Tuesday, 9 July 2013
This view of the castle from the west was taken at midday today, on a day which saw periods of beautiful, bright sunshine alternating with damp mist, some of which can be seen obscuring the summit of out local mountain, Ben Hiant.
The Addyman Archaeology team today consisted of Ross Cameron, at left, then Philippo Peritone from Bille in the Italian Alps, Lara Ferrarotti from Turin, Daniel Wood from Dunbar, Dale Meegan who is one of the volunteers from the village, Tina Molle from Germany, who is a visitor to the village and volunteered for the day, and, at right, Tom Addyman. The team looks cheerful because Tom had just bought them all an ice lolly.
This view from the top of the main range shows where everyone is working. At '1', Ross Cameron is completing a painstaking study on what is probably the most complete archaeological section found so far, which is in one quadrant of the west, kitchen range - more about this soon.
Lara has spent the last few days working close to the sea gate, at '3'. The area consists of some flagstone steps and drainage, and she's had to move a lot of rubble - hence the very unladylike mattock.

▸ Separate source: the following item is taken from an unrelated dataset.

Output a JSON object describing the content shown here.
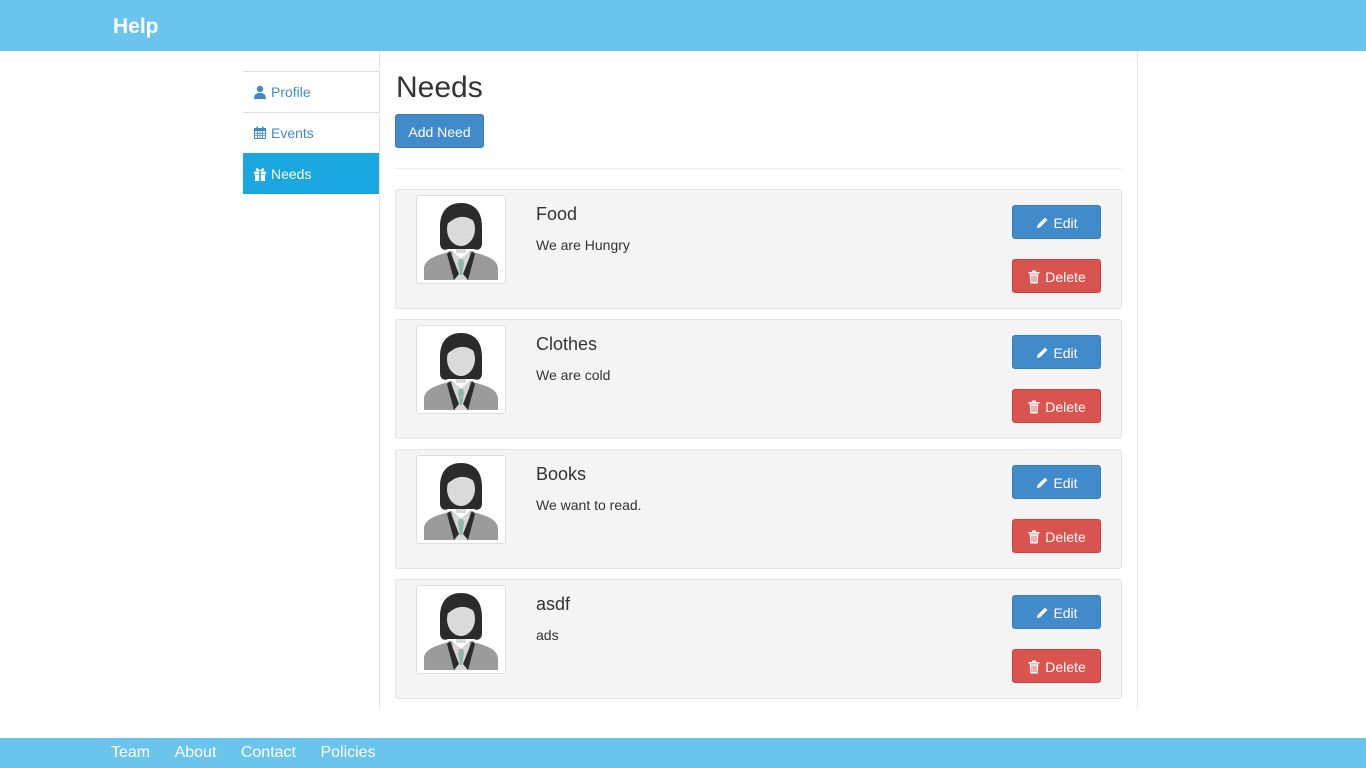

But her careful work has yielded some good finds, as one would expect from the bottom end of the castle drains. This is a metal button, possibly 18th century, which she found this morning.
Daniel and Philippo are working in the most unexpected feature of the courtyard. We had expected the bedrock under the courtyard to be at least reasonably flat but the area marked '2' in the photo has turned out to be a deep pit sunk into the bedrock. As a result, it's now becoming apparent that the central courtyard was, at least for some of its time, terraced, with a low wall running just behind where Philippo is working in this picture. The hole is a good 2m deep, and Philippo is still excavating.

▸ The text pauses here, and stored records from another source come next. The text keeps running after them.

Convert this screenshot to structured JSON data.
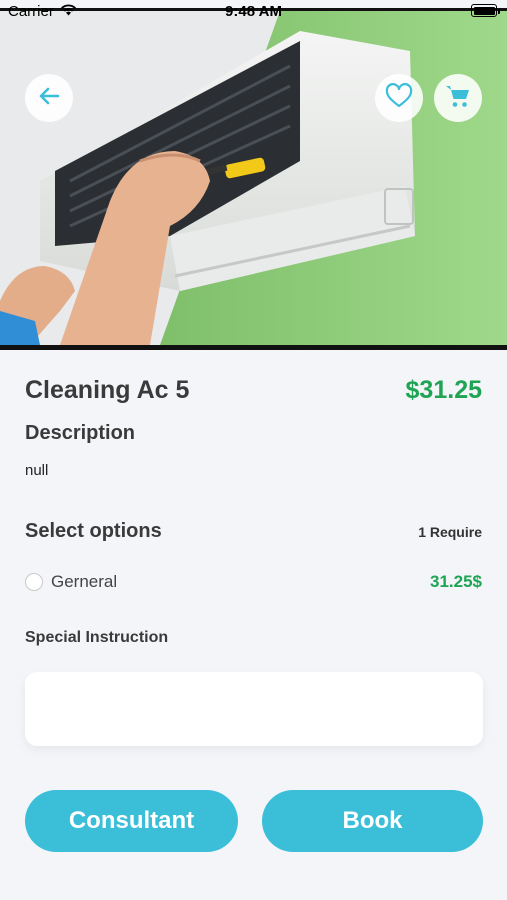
{
  "status_bar": {
    "carrier": "Carrier",
    "time": "9:48 AM"
  },
  "header": {
    "back_icon": "arrow-left-icon",
    "favorite_icon": "heart-icon",
    "cart_icon": "cart-icon",
    "accent_color": "#3bbfd9"
  },
  "product": {
    "title": "Cleaning Ac 5",
    "price": "$31.25",
    "price_color": "#1ea453"
  },
  "description": {
    "heading": "Description",
    "text": "null"
  },
  "options": {
    "heading": "Select options",
    "requirement": "1 Require",
    "items": [
      {
        "label": "Gerneral",
        "price": "31.25$",
        "selected": false
      }
    ]
  },
  "special_instruction": {
    "heading": "Special Instruction",
    "value": "",
    "placeholder": ""
  },
  "actions": {
    "consultant_label": "Consultant",
    "book_label": "Book",
    "button_color": "#3bbfd9"
  }
}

The level he has reached is suggested by this find, which he made this morning. It's a shard of pottery, about 7cm by 4cm, of cone-decorated slipware. Tom, who is a pottery expert, says that, while the type comes from Staffordshire, not all of it was made there. What's more important is that he has dated it to the 17th century, which makes it the oldest find so far.

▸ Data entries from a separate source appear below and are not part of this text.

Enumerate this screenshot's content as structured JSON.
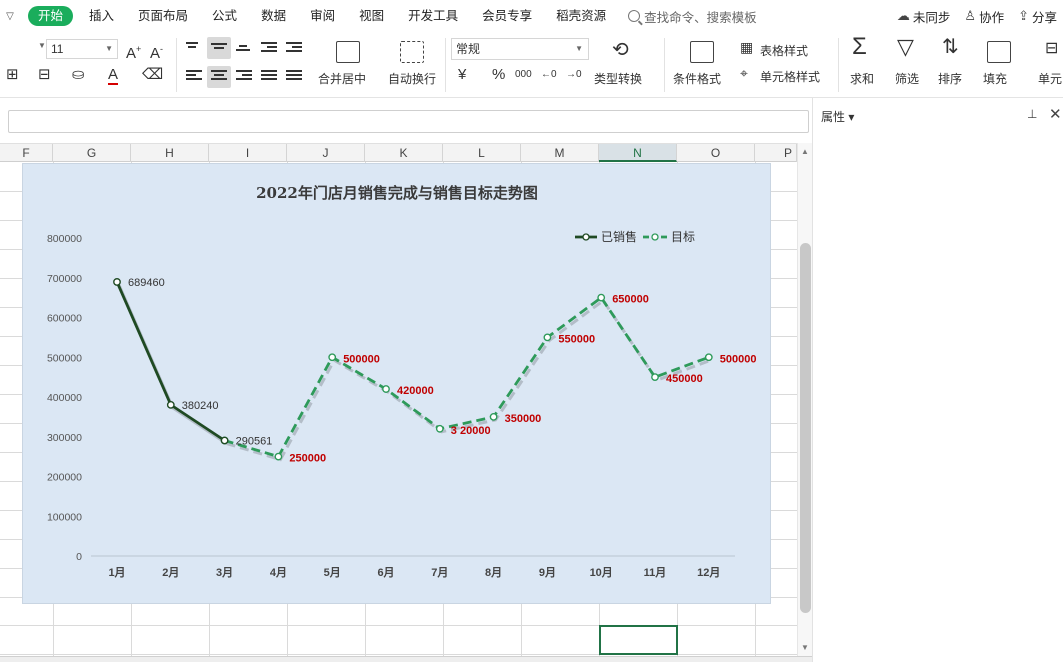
{
  "menubar": {
    "tabs": [
      "开始",
      "插入",
      "页面布局",
      "公式",
      "数据",
      "审阅",
      "视图",
      "开发工具",
      "会员专享",
      "稻壳资源"
    ],
    "active_tab": "开始",
    "search_placeholder": "查找命令、搜索模板",
    "sync_label": "未同步",
    "collab_label": "协作",
    "share_label": "分享"
  },
  "ribbon": {
    "font_size": "11",
    "merge_center": "合并居中",
    "wrap_text": "自动换行",
    "number_format": "常规",
    "currency_symbol": "¥",
    "percent_symbol": "%",
    "thousands": "000",
    "type_convert": "类型转换",
    "conditional_format": "条件格式",
    "table_style": "表格样式",
    "cell_style": "单元格样式",
    "sum": "求和",
    "filter": "筛选",
    "sort": "排序",
    "fill": "填充",
    "cell": "单元"
  },
  "sheet": {
    "columns": [
      "F",
      "G",
      "H",
      "I",
      "J",
      "K",
      "L",
      "M",
      "N",
      "O",
      "P"
    ],
    "selected_column": "N"
  },
  "side_panel": {
    "title": "属性"
  },
  "chart_data": {
    "type": "line",
    "title": "2022年门店月销售完成与销售目标走势图",
    "categories": [
      "1月",
      "2月",
      "3月",
      "4月",
      "5月",
      "6月",
      "7月",
      "8月",
      "9月",
      "10月",
      "11月",
      "12月"
    ],
    "series": [
      {
        "name": "已销售",
        "values": [
          689460,
          380240,
          290561,
          null,
          null,
          null,
          null,
          null,
          null,
          null,
          null,
          null
        ],
        "color": "#1f4a23"
      },
      {
        "name": "目标",
        "values": [
          null,
          null,
          290561,
          250000,
          500000,
          420000,
          320000,
          350000,
          550000,
          650000,
          450000,
          500000
        ],
        "color": "#2e9a5a"
      }
    ],
    "data_labels_sold": [
      "689460",
      "380240",
      "290561"
    ],
    "data_labels_target": [
      "250000",
      "500000",
      "420000",
      "3 20000",
      "350000",
      "550000",
      "650000",
      "450000",
      "500000"
    ],
    "y_ticks": [
      "0",
      "100000",
      "200000",
      "300000",
      "400000",
      "500000",
      "600000",
      "700000",
      "800000"
    ],
    "ylim": [
      0,
      800000
    ],
    "legend": "top-right",
    "grid": false,
    "background": "#dbe7f4",
    "target_label_color": "#c00000"
  }
}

The volunteers have been working both in the area marked '4', where our main job has been clearing the accumulate muck from the cobbles so that Tom can draw the cobbled area, and in the eastern corner of the courtyard, '5'. Dale Meegan is shown kneeling next to the garderobe working on a drain through the cobbles which appeared to come from the garderobe. However, her work today shows that it led from the north end of the east range to the centre of the courtyard, where it may have joined a system of drains below the cobbled areas.